Lightweight has introduced a new disc-specific road wheel called the Wegweiser which, in a first for the brand, uses a rim made using automatic production methods. The wheel itself is put together by hand in Germany, like the rest of the range.
Adding a degree of automation to the process means, according to Lightweight, high reproducibility, lower tolerances and integrated quality control. Plus, automation is quicker and reduces costs. That said, you’re still looking at a price of €3,240 for the Wegweiser wheelset (we don’t have a UK price yet). Well, you know, it’s all relative, isn’t it? Lightweight doesn’t exactly aim at the mass market.
So, what’s this Wegweiser wheel all about?
“The 20 carbon spokes on the rear and front wheel are manually connected with the rim ring from the outside,” says Lightweight.
“The modern rim width of 24mm combined with a flat rim height of 36mm and new spoke connections guarantee the stiffness values and riding characteristics typical for Lightweight at a total weight of less than 1,450 grams in the clincher version. In summary, this makes the Wegweiser a superior, disc system wheel with very little maintenance need.”
Lightweight gives a maximum system weight (rider plus bike) of 120kg (18st 13lb).
The brand says that its production machine is able to lay fibre bundles in the desired angle with such precision that the carbon-fibres follow the force transmission into the wheelset. The manufacturing factory in Friedrichshafen, Germany, has been producing for the last 20 years, not only cycling equipment but also carbon components for European Space Agency satellites (Lightweight is part of the Wissler Group).
The Wegweiser – the name means ‘signpost’ in German – will enter the market in spring 2017.

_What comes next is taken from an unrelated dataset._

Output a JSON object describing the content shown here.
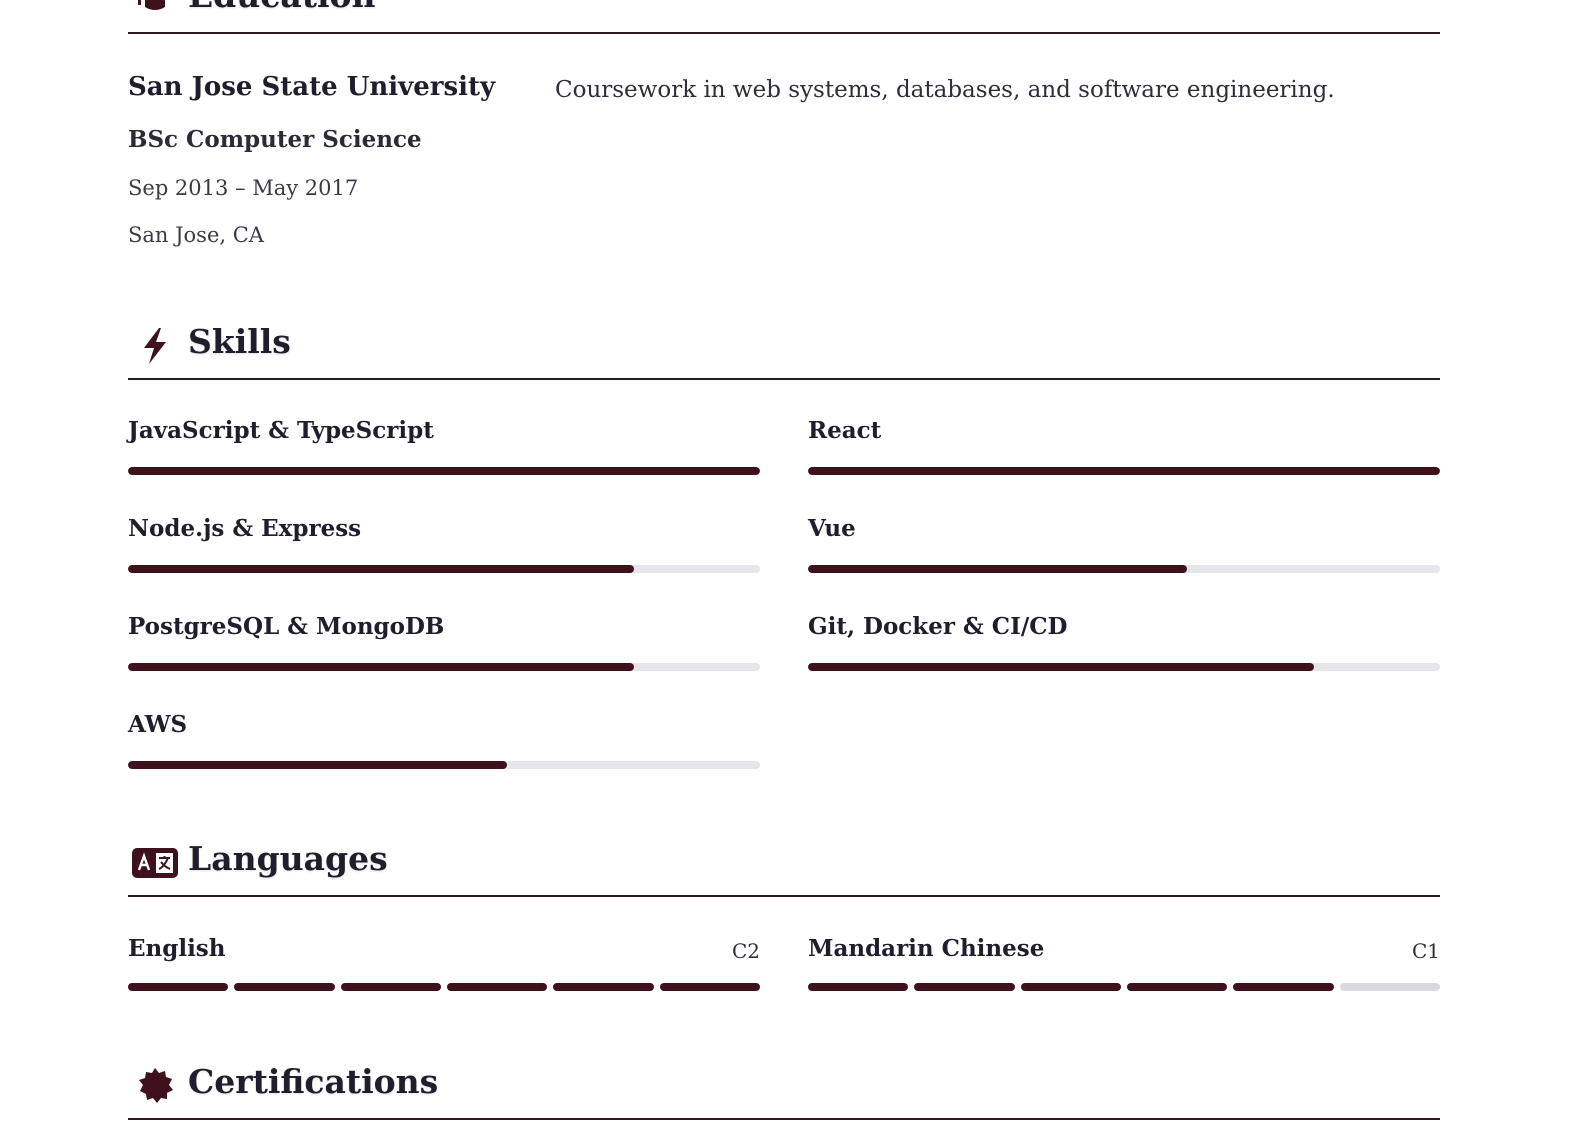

Lightweight is also offering its existing Fernweg wheel (tubular and clincher versions available) in a 60mm rim depth for the first time. It was previously just a 79.5mm depth.
With a more rounded, less V-shaped rim profile, it is said to offer greater crosswind stability for its depth than Lightweight's Meilenstein. The Fernweg VR 60 is aimed at time trial riders and triathletes, but is also designed for road race use.
Lightweight has offered its Urgestalt frame for the past three years and it is now available in a flat mount disc brake version for the first time.
The stays have been beefed up over those of the rim brake model, and it has 12mm thru axles front and rear. The head tube is tapered (1 1/8in to 1 1/2in) and the bottom bracket is BB386Evo.
Lightweight claims that the 27.2mm seatpost and external seat clamp allow better flex for more comfort.
The Urgestalt Disc is compatible with electronic and mechanical gear systems and it’s superlight with a claimed frame weight of 780g.
Lightweight is offering the rim brake Urgestalt in limited colour runs too.
A final new offering from Lightweight is the Ride bike, the name coming from Rahmenbau in Deutschland, meaning “frame construction in Germany” (Lightweight displayed it in a glass cabinet at Eurobike, hence the strange quality of these pics).
Rather than a monococque frame coming out of a mould, the Ride is made using a tube-to-tube method. It will be available in stock sizes but this construction technique means Lightweight will be able to offer custom frames too.
The Ride takes disc brakes and tyres of up to 28mm wide.
Lightweight claims a combined frame and fork weight of less than 1,190g.
The head tube features an integrated front light and the seatstays feature rear lights.
This is a prototype, the final versions should be available in about a year. There's no word on pricing yet.
Mat has worked for loads of bike magazines over 20+ years, and been editor of 220 Triathlon and Cycling Plus. He's been road.cc technical editor for eight years, testing bikes, fettling the latest kit, and trying out the most up-to-the-minute clothing. We send him off around the world to get all the news from launches and shows too. He has won his category in Ironman UK 70.3 and finished on the podium in both marathons he has run. Mat is a Cambridge graduate who did a post-grad in magazine journalism, and he is a past winner of the Cycling Media Award for Specialist Online Writer.